> _Exercise description_: Search the data below for the string "label" and copy all lines where it shows up.

···

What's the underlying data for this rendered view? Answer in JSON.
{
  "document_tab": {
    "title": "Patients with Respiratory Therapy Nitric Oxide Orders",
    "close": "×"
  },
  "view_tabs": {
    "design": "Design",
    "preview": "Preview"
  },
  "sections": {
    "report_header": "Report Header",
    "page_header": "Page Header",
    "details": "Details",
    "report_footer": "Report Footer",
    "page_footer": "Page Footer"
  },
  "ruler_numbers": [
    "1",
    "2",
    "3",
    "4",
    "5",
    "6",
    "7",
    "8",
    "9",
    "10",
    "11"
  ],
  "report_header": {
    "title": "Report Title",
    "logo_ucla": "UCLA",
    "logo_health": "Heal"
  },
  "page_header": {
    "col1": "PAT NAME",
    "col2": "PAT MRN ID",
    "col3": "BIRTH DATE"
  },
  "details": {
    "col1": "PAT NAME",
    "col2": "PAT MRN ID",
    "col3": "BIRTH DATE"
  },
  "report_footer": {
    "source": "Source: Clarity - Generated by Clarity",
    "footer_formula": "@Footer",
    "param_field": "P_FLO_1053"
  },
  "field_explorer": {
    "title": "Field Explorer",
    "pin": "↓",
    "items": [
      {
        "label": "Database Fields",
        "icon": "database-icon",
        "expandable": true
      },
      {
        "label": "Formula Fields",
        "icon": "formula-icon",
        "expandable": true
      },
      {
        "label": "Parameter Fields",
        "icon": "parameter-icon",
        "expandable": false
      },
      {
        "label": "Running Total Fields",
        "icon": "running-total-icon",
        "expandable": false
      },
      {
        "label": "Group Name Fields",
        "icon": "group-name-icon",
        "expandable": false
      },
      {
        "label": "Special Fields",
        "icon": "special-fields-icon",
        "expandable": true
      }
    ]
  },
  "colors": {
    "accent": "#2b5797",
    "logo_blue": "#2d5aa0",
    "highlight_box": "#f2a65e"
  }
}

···

> _Written solution_:
        "label": "Database Fields",
        "label": "Formula Fields",
        "label": "Parameter Fields",
        "label": "Running Total Fields",
        "label": "Group Name Fields",
        "label": "Special Fields",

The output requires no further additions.